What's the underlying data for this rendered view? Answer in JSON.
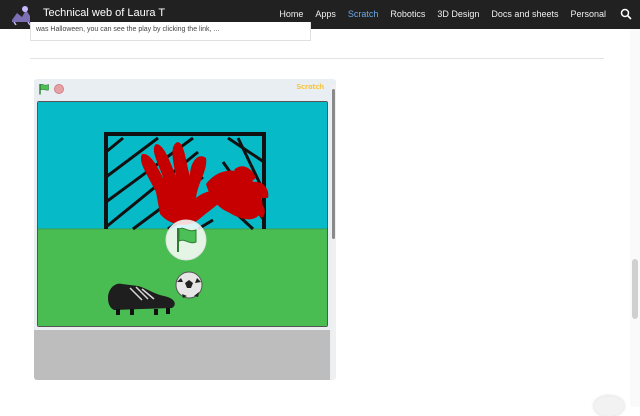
{
  "header": {
    "site_title": "Technical web of Laura T",
    "nav": [
      {
        "label": "Home"
      },
      {
        "label": "Apps"
      },
      {
        "label": "Scratch"
      },
      {
        "label": "Robotics"
      },
      {
        "label": "3D Design"
      },
      {
        "label": "Docs and sheets"
      },
      {
        "label": "Personal"
      }
    ],
    "active_nav": "Scratch",
    "accent_color": "#6aa9e8",
    "icons": {
      "logo": "site-logo-icon",
      "search": "search-icon"
    }
  },
  "card": {
    "snippet": "was Halloween, you can see the play by clicking the link, ..."
  },
  "player": {
    "logo_text": "Scratch",
    "icons": {
      "flag": "green-flag-icon",
      "stop": "stop-icon",
      "stage_flag": "green-flag-icon"
    },
    "scene": {
      "sky_color": "#06bac8",
      "grass_color": "#49bd52",
      "goal": "soccer-goal",
      "goalkeeper_glove": "red-glove",
      "ball": "soccer-ball",
      "shoe": "soccer-shoe"
    }
  }
}
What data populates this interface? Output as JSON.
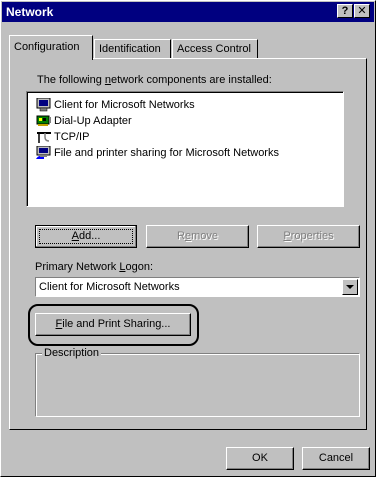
{
  "window": {
    "title": "Network",
    "help_button": "?",
    "close_button": "✕"
  },
  "tabs": [
    {
      "label": "Configuration",
      "active": true
    },
    {
      "label": "Identification",
      "active": false
    },
    {
      "label": "Access Control",
      "active": false
    }
  ],
  "components": {
    "label_pre": "The following ",
    "label_accel": "n",
    "label_post": "etwork components are installed:",
    "items": [
      {
        "label": "Client for Microsoft Networks",
        "icon": "network-client-icon"
      },
      {
        "label": "Dial-Up Adapter",
        "icon": "network-adapter-icon"
      },
      {
        "label": "TCP/IP",
        "icon": "protocol-icon"
      },
      {
        "label": "File and printer sharing for Microsoft Networks",
        "icon": "file-sharing-service-icon"
      }
    ]
  },
  "buttons": {
    "add_accel": "A",
    "add_rest": "dd...",
    "remove_pre": "R",
    "remove_accel": "e",
    "remove_rest": "move",
    "properties_accel": "P",
    "properties_rest": "roperties",
    "file_print_accel": "F",
    "file_print_rest": "ile and Print Sharing...",
    "ok": "OK",
    "cancel": "Cancel"
  },
  "logon": {
    "label_pre": "Primary Network ",
    "label_accel": "L",
    "label_post": "ogon:",
    "selected": "Client for Microsoft Networks"
  },
  "description": {
    "legend": "Description"
  },
  "colors": {
    "titlebar": "#000080",
    "face": "#c0c0c0",
    "highlight": "#ffffff",
    "shadow": "#808080"
  }
}
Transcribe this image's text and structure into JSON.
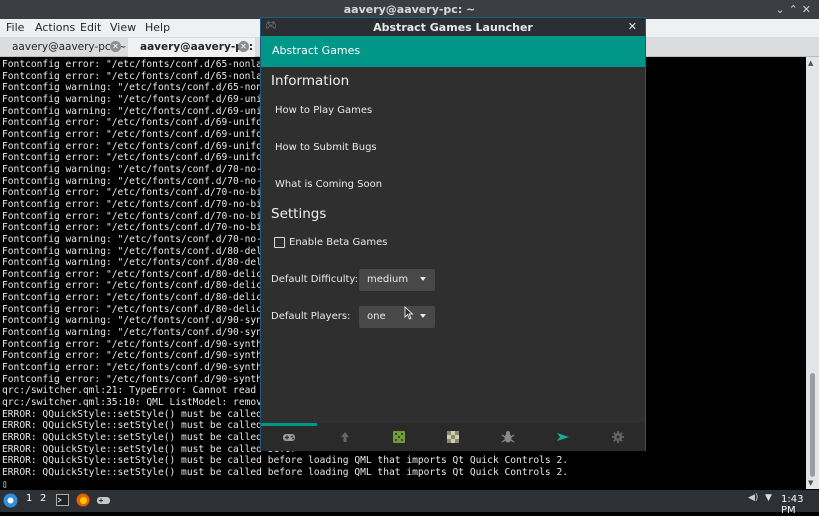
{
  "terminal": {
    "title": "aavery@aavery-pc: ~",
    "menu": [
      "File",
      "Actions",
      "Edit",
      "View",
      "Help"
    ],
    "tabs": [
      "aavery@aavery-pc: ~",
      "aavery@aavery-pc: ~"
    ],
    "lines": [
      "Fontconfig error: \"/etc/fonts/conf.d/65-nonlatin.co",
      "Fontconfig error: \"/etc/fonts/conf.d/65-nonlatin.co",
      "Fontconfig warning: \"/etc/fonts/conf.d/65-nonlatin.",
      "Fontconfig warning: \"/etc/fonts/conf.d/69-unifont.c",
      "Fontconfig warning: \"/etc/fonts/conf.d/69-unifont.c",
      "Fontconfig error: \"/etc/fonts/conf.d/69-unifont.co",
      "Fontconfig error: \"/etc/fonts/conf.d/69-unifont.co",
      "Fontconfig error: \"/etc/fonts/conf.d/69-unifont.co",
      "Fontconfig error: \"/etc/fonts/conf.d/69-unifont.co",
      "Fontconfig warning: \"/etc/fonts/conf.d/70-no-bitmap",
      "Fontconfig warning: \"/etc/fonts/conf.d/70-no-bitmap",
      "Fontconfig error: \"/etc/fonts/conf.d/70-no-bitmaps",
      "Fontconfig error: \"/etc/fonts/conf.d/70-no-bitmaps",
      "Fontconfig error: \"/etc/fonts/conf.d/70-no-bitmaps",
      "Fontconfig error: \"/etc/fonts/conf.d/70-no-bitmaps",
      "Fontconfig warning: \"/etc/fonts/conf.d/70-no-bitmap",
      "Fontconfig warning: \"/etc/fonts/conf.d/80-delicious",
      "Fontconfig warning: \"/etc/fonts/conf.d/80-delicious",
      "Fontconfig error: \"/etc/fonts/conf.d/80-delicious.",
      "Fontconfig error: \"/etc/fonts/conf.d/80-delicious.",
      "Fontconfig error: \"/etc/fonts/conf.d/80-delicious.",
      "Fontconfig error: \"/etc/fonts/conf.d/80-delicious.",
      "Fontconfig warning: \"/etc/fonts/conf.d/90-synthetic",
      "Fontconfig warning: \"/etc/fonts/conf.d/90-synthetic",
      "Fontconfig error: \"/etc/fonts/conf.d/90-synthetic.",
      "Fontconfig error: \"/etc/fonts/conf.d/90-synthetic.",
      "Fontconfig error: \"/etc/fonts/conf.d/90-synthetic.",
      "Fontconfig error: \"/etc/fonts/conf.d/90-synthetic.",
      "qrc:/switcher.qml:21: TypeError: Cannot read proper",
      "qrc:/switcher.qml:35:10: QML ListModel: remove: ind",
      "ERROR: QQuickStyle::setStyle() must be called befor",
      "ERROR: QQuickStyle::setStyle() must be called befor",
      "ERROR: QQuickStyle::setStyle() must be called befor",
      "ERROR: QQuickStyle::setStyle() must be called befor",
      "ERROR: QQuickStyle::setStyle() must be called before loading QML that imports Qt Quick Controls 2.",
      "ERROR: QQuickStyle::setStyle() must be called before loading QML that imports Qt Quick Controls 2.",
      "▯"
    ]
  },
  "app": {
    "title": "Abstract Games Launcher",
    "close_glyph": "✕",
    "header": "Abstract Games",
    "info_heading": "Information",
    "links": [
      "How to Play Games",
      "How to Submit Bugs",
      "What is Coming Soon"
    ],
    "settings_heading": "Settings",
    "beta_label": "Enable Beta Games",
    "beta_checked": false,
    "difficulty_label": "Default Difficulty:",
    "difficulty_value": "medium",
    "players_label": "Default Players:",
    "players_value": "one",
    "footer_icons": [
      "gamepad-icon",
      "up-arrow-icon",
      "dice-icon",
      "checkerboard-icon",
      "bug-icon",
      "send-icon",
      "gear-icon"
    ],
    "accent": "#009688"
  },
  "taskbar": {
    "workspaces": [
      "1",
      "2"
    ],
    "clock": "1:43 PM"
  }
}
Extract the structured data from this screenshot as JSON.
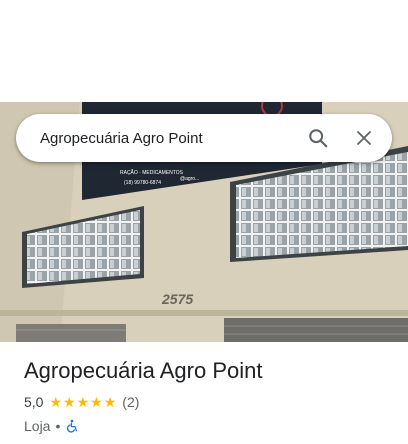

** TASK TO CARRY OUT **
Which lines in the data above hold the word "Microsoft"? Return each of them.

** RESULT **
        "label": "Client for Microsoft Networks",
        "label": "File and printer sharing for Microsoft Networks",
    "selected": "Client for Microsoft Networks"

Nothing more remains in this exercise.